DATASET CONTENT START
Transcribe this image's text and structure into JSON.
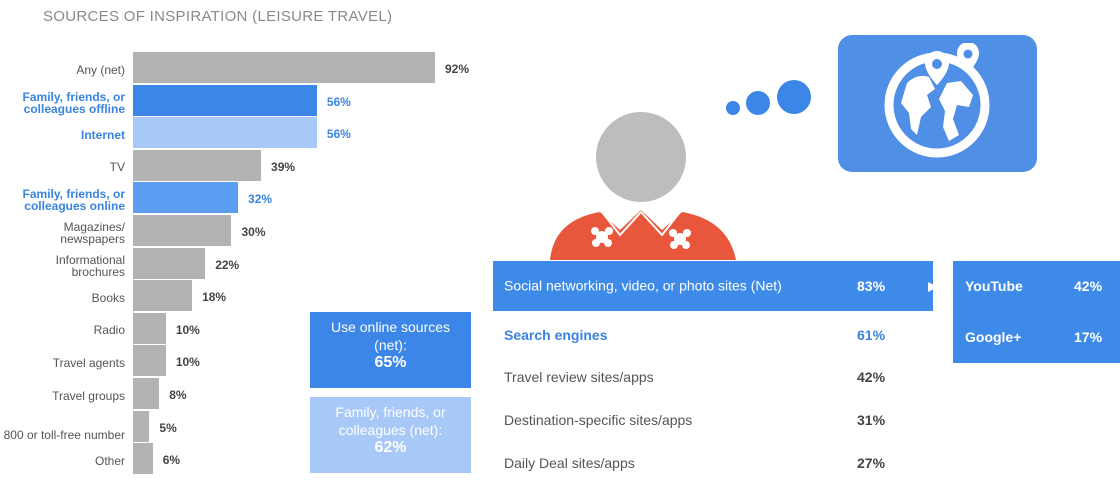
{
  "title": "SOURCES OF INSPIRATION (LEISURE TRAVEL)",
  "chart_data": {
    "type": "bar",
    "orientation": "horizontal",
    "categories": [
      "Any (net)",
      "Family, friends, or colleagues offline",
      "Internet",
      "TV",
      "Family, friends, or colleagues online",
      "Magazines/ newspapers",
      "Informational brochures",
      "Books",
      "Radio",
      "Travel agents",
      "Travel groups",
      "800 or toll-free number",
      "Other"
    ],
    "values": [
      92,
      56,
      56,
      39,
      32,
      30,
      22,
      18,
      10,
      10,
      8,
      5,
      6
    ],
    "value_labels": [
      "92%",
      "56%",
      "56%",
      "39%",
      "32%",
      "30%",
      "22%",
      "18%",
      "10%",
      "10%",
      "8%",
      "5%",
      "6%"
    ],
    "highlight": [
      false,
      true,
      true,
      false,
      true,
      false,
      false,
      false,
      false,
      false,
      false,
      false,
      false
    ],
    "bar_colors": [
      "#b3b3b3",
      "#3b86e6",
      "#a8c8f8",
      "#b3b3b3",
      "#5b9df0",
      "#b3b3b3",
      "#b3b3b3",
      "#b3b3b3",
      "#b3b3b3",
      "#b3b3b3",
      "#b3b3b3",
      "#b3b3b3",
      "#b3b3b3"
    ],
    "xlim": [
      0,
      100
    ],
    "grid": false
  },
  "callouts": [
    {
      "label": "Use online sources (net):",
      "value": "65%",
      "color": "#3b86e6",
      "text_color": "#ffffff"
    },
    {
      "label": "Family, friends, or colleagues (net):",
      "value": "62%",
      "color": "#a8c8f8",
      "text_color": "#ffffff"
    }
  ],
  "online_sources": [
    {
      "label": "Social networking, video, or photo sites (Net)",
      "value": "83%"
    },
    {
      "label": "Search engines",
      "value": "61%"
    },
    {
      "label": "Travel review sites/apps",
      "value": "42%"
    },
    {
      "label": "Destination-specific sites/apps",
      "value": "31%"
    },
    {
      "label": "Daily Deal sites/apps",
      "value": "27%"
    }
  ],
  "social_breakdown": [
    {
      "label": "YouTube",
      "value": "42%"
    },
    {
      "label": "Google+",
      "value": "17%"
    }
  ],
  "colors": {
    "accent": "#3b86e6",
    "accent_light": "#a8c8f8",
    "neutral_bar": "#b3b3b3",
    "avatar_head": "#bdbdbd",
    "shirt": "#e8573c",
    "globe_tile": "#4f8fe6"
  },
  "icons": {
    "globe": "globe-with-map-pins-icon",
    "thought": "thought-bubble-icon",
    "person": "traveler-avatar",
    "arrow": "play-arrow-icon"
  }
}
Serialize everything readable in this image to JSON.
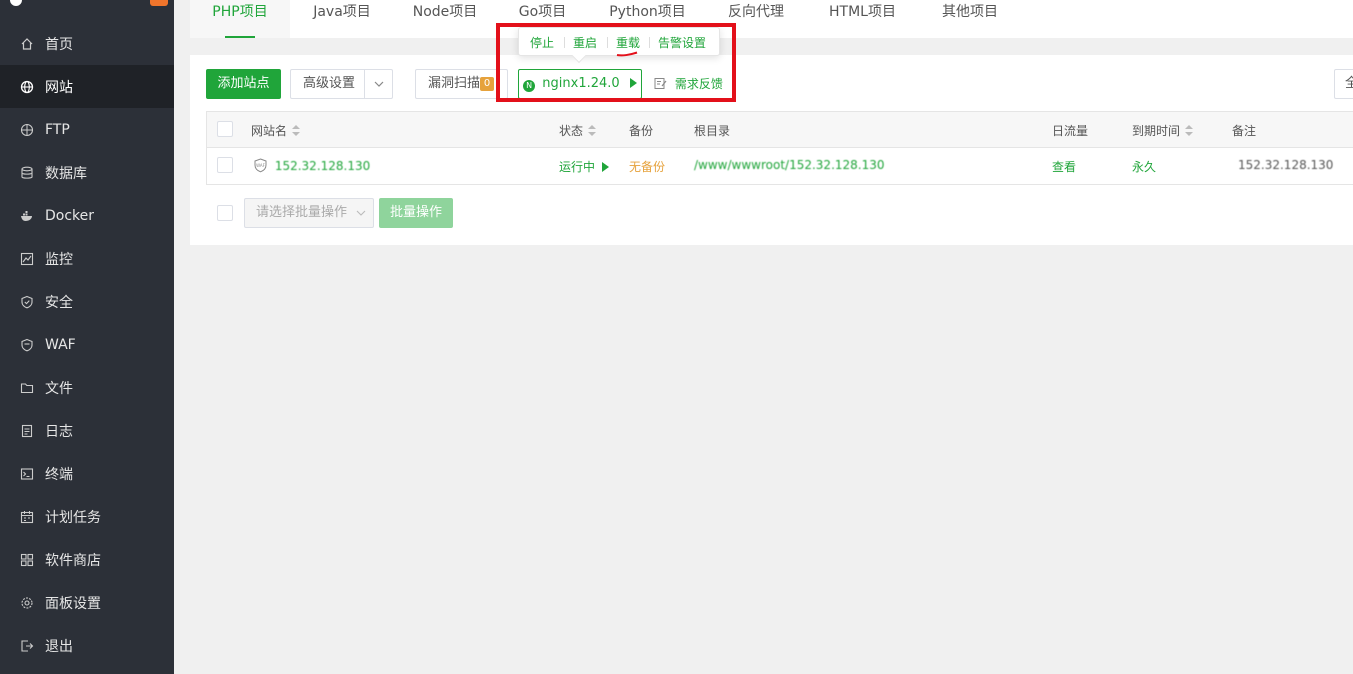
{
  "sidebar": {
    "items": [
      {
        "label": "首页",
        "icon": "home-icon"
      },
      {
        "label": "网站",
        "icon": "globe-icon"
      },
      {
        "label": "FTP",
        "icon": "ftp-globe-icon"
      },
      {
        "label": "数据库",
        "icon": "database-icon"
      },
      {
        "label": "Docker",
        "icon": "docker-icon"
      },
      {
        "label": "监控",
        "icon": "monitor-chart-icon"
      },
      {
        "label": "安全",
        "icon": "shield-check-icon"
      },
      {
        "label": "WAF",
        "icon": "waf-shield-icon"
      },
      {
        "label": "文件",
        "icon": "folder-icon"
      },
      {
        "label": "日志",
        "icon": "log-document-icon"
      },
      {
        "label": "终端",
        "icon": "terminal-icon"
      },
      {
        "label": "计划任务",
        "icon": "calendar-icon"
      },
      {
        "label": "软件商店",
        "icon": "app-grid-icon"
      },
      {
        "label": "面板设置",
        "icon": "gear-icon"
      },
      {
        "label": "退出",
        "icon": "logout-icon"
      }
    ],
    "active_label": "网站"
  },
  "tabs": [
    "PHP项目",
    "Java项目",
    "Node项目",
    "Go项目",
    "Python项目",
    "反向代理",
    "HTML项目",
    "其他项目"
  ],
  "active_tab": "PHP项目",
  "toolbar": {
    "add_site": "添加站点",
    "advanced": "高级设置",
    "vuln_scan": "漏洞扫描",
    "vuln_count": "0",
    "nginx": "nginx1.24.0",
    "feedback": "需求反馈",
    "right_partial": "全"
  },
  "popover": {
    "stop": "停止",
    "restart": "重启",
    "reload": "重载",
    "alert_settings": "告警设置"
  },
  "table": {
    "headers": {
      "name": "网站名",
      "status": "状态",
      "backup": "备份",
      "root": "根目录",
      "traffic": "日流量",
      "expire": "到期时间",
      "note": "备注"
    },
    "rows": [
      {
        "waf_badge": "WAF",
        "name": "152.32.128.130",
        "status": "运行中",
        "backup": "无备份",
        "root": "/www/wwwroot/152.32.128.130",
        "traffic": "查看",
        "expire": "永久",
        "note": "152.32.128.130"
      }
    ]
  },
  "batch": {
    "select_placeholder": "请选择批量操作",
    "button": "批量操作"
  },
  "colors": {
    "accent": "#20a53a",
    "sidebar_bg": "#2c3038",
    "highlight_box": "#e3101a",
    "warning": "#e6a23c"
  }
}
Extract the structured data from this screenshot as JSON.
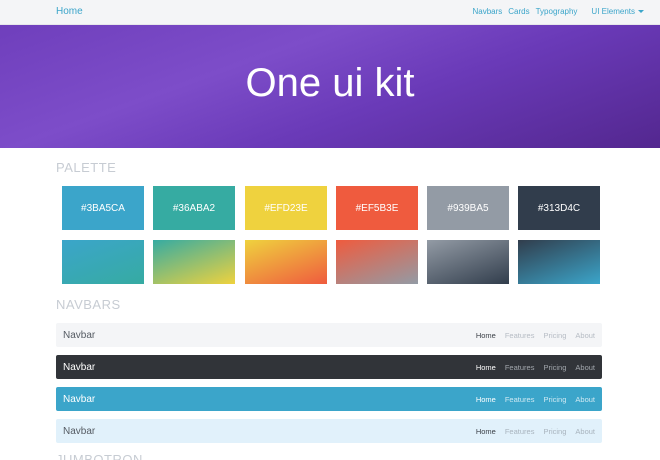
{
  "topnav": {
    "brand": "Home",
    "links": [
      "Navbars",
      "Cards",
      "Typography"
    ],
    "dropdown": "UI Elements"
  },
  "hero": {
    "title": "One ui kit"
  },
  "palette": {
    "heading": "PALETTE",
    "solid": [
      {
        "label": "#3BA5CA",
        "color": "#3BA5CA"
      },
      {
        "label": "#36ABA2",
        "color": "#36ABA2"
      },
      {
        "label": "#EFD23E",
        "color": "#EFD23E"
      },
      {
        "label": "#EF5B3E",
        "color": "#EF5B3E"
      },
      {
        "label": "#939BA5",
        "color": "#939BA5"
      },
      {
        "label": "#313D4C",
        "color": "#313D4C"
      }
    ],
    "gradients": [
      {
        "from": "#3BA5CA",
        "to": "#36ABA2"
      },
      {
        "from": "#36ABA2",
        "to": "#EFD23E"
      },
      {
        "from": "#EFD23E",
        "to": "#EF5B3E"
      },
      {
        "from": "#EF5B3E",
        "to": "#939BA5"
      },
      {
        "from": "#939BA5",
        "to": "#313D4C"
      },
      {
        "from": "#313D4C",
        "to": "#3BA5CA"
      }
    ]
  },
  "navbars": {
    "heading": "NAVBARS",
    "items": [
      {
        "brand": "Navbar",
        "links": [
          "Home",
          "Features",
          "Pricing",
          "About"
        ]
      },
      {
        "brand": "Navbar",
        "links": [
          "Home",
          "Features",
          "Pricing",
          "About"
        ]
      },
      {
        "brand": "Navbar",
        "links": [
          "Home",
          "Features",
          "Pricing",
          "About"
        ]
      },
      {
        "brand": "Navbar",
        "links": [
          "Home",
          "Features",
          "Pricing",
          "About"
        ]
      }
    ]
  },
  "next_section": {
    "heading": "JUMBOTRON"
  }
}
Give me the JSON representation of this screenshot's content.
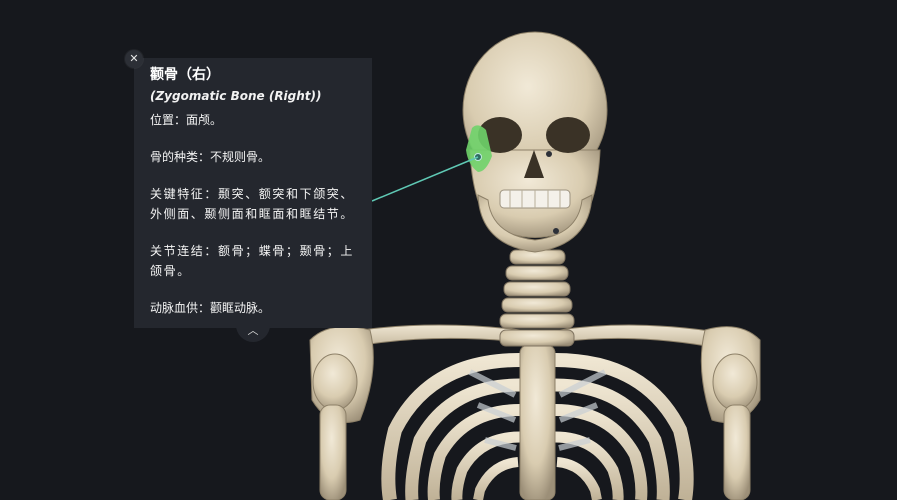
{
  "info_panel": {
    "title": "颧骨（右）",
    "subtitle": "(Zygomatic Bone (Right))",
    "location": "位置：面颅。",
    "bone_type": "骨的种类：不规则骨。",
    "key_features": "关键特征：颞突、额突和下颌突、外侧面、颞侧面和眶面和眶结节。",
    "articulations": "关节连结：额骨；蝶骨；颞骨；上颌骨。",
    "arterial_supply": "动脉血供：颧眶动脉。"
  },
  "icons": {
    "close": "close-icon",
    "collapse": "chevron-up-icon"
  },
  "colors": {
    "background": "#16181d",
    "panel": "#24272e",
    "highlight_bone": "#6fd36a",
    "leader_line": "#5fc8b4",
    "bone": "#e4d9c2"
  }
}
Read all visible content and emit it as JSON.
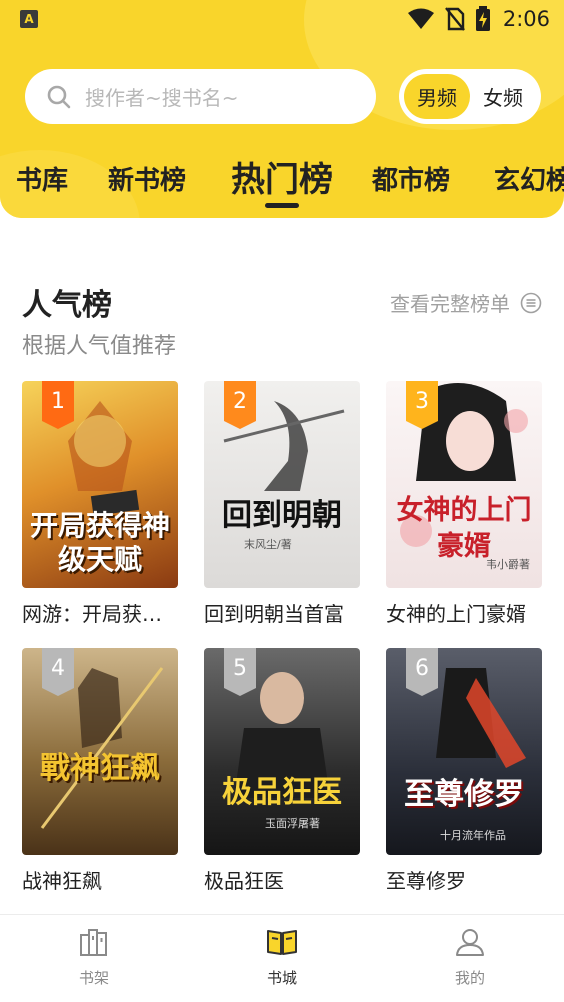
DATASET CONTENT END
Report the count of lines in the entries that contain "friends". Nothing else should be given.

3